PROBLEM REQUIREMENTS – When you reach the listing below, copy each line exactly.

DATA TO EXAMINE –
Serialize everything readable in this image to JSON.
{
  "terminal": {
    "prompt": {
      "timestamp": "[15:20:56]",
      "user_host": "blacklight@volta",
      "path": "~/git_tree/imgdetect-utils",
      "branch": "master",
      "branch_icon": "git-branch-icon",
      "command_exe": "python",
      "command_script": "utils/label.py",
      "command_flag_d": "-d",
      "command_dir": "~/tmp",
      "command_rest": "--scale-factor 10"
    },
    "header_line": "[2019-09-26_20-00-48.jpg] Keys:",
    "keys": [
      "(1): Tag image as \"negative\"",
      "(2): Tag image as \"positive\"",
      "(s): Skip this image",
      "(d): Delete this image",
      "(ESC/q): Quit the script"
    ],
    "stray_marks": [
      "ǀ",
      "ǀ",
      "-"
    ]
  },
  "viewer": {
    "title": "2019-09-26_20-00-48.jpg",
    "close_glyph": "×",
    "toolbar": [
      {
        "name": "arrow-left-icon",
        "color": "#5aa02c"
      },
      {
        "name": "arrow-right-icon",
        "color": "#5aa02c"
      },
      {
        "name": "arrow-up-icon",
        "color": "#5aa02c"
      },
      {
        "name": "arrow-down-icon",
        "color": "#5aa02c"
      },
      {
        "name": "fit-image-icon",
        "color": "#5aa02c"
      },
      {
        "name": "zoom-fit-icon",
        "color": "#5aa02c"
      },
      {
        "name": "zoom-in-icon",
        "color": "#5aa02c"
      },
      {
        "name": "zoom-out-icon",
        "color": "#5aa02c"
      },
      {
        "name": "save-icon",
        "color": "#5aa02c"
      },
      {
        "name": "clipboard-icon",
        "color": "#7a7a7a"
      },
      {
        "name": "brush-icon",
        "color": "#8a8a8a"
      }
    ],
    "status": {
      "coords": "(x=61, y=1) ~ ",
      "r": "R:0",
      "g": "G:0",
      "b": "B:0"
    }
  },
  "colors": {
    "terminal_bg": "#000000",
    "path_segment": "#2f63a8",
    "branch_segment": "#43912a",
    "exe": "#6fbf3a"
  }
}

EXERCISE RESPONSE –
Serialize everything readable in this image to JSON.
{
  "terminal": {
    "prompt": {
      "timestamp": "[15:20:56]",
      "user_host": "blacklight@volta",
      "path": "~/git_tree/imgdetect-utils",
      "branch": "master",
      "branch_icon": "git-branch-icon",
      "command_exe": "python",
      "command_script": "utils/label.py",
      "command_flag_d": "-d",
      "command_dir": "~/tmp",
      "command_rest": "--scale-factor 10"
    },
    "header_line": "[2019-09-26_20-00-48.jpg] Keys:",
    "keys": [
      "(1): Tag image as \"negative\"",
      "(2): Tag image as \"positive\"",
      "(s): Skip this image",
      "(d): Delete this image",
      "(ESC/q): Quit the script"
    ],
    "stray_marks": [
      "ǀ",
      "ǀ",
      "-"
    ]
  },
  "viewer": {
    "title": "2019-09-26_20-00-48.jpg",
    "close_glyph": "×",
    "toolbar": [
      {
        "name": "arrow-left-icon",
        "color": "#5aa02c"
      },
      {
        "name": "arrow-right-icon",
        "color": "#5aa02c"
      },
      {
        "name": "arrow-up-icon",
        "color": "#5aa02c"
      },
      {
        "name": "arrow-down-icon",
        "color": "#5aa02c"
      },
      {
        "name": "fit-image-icon",
        "color": "#5aa02c"
      },
      {
        "name": "zoom-fit-icon",
        "color": "#5aa02c"
      },
      {
        "name": "zoom-in-icon",
        "color": "#5aa02c"
      },
      {
        "name": "zoom-out-icon",
        "color": "#5aa02c"
      },
      {
        "name": "save-icon",
        "color": "#5aa02c"
      },
      {
        "name": "clipboard-icon",
        "color": "#7a7a7a"
      },
      {
        "name": "brush-icon",
        "color": "#8a8a8a"
      }
    ],
    "status": {
      "coords": "(x=61, y=1) ~ ",
      "r": "R:0",
      "g": "G:0",
      "b": "B:0"
    }
  },
  "colors": {
    "terminal_bg": "#000000",
    "path_segment": "#2f63a8",
    "branch_segment": "#43912a",
    "exe": "#6fbf3a"
  }
}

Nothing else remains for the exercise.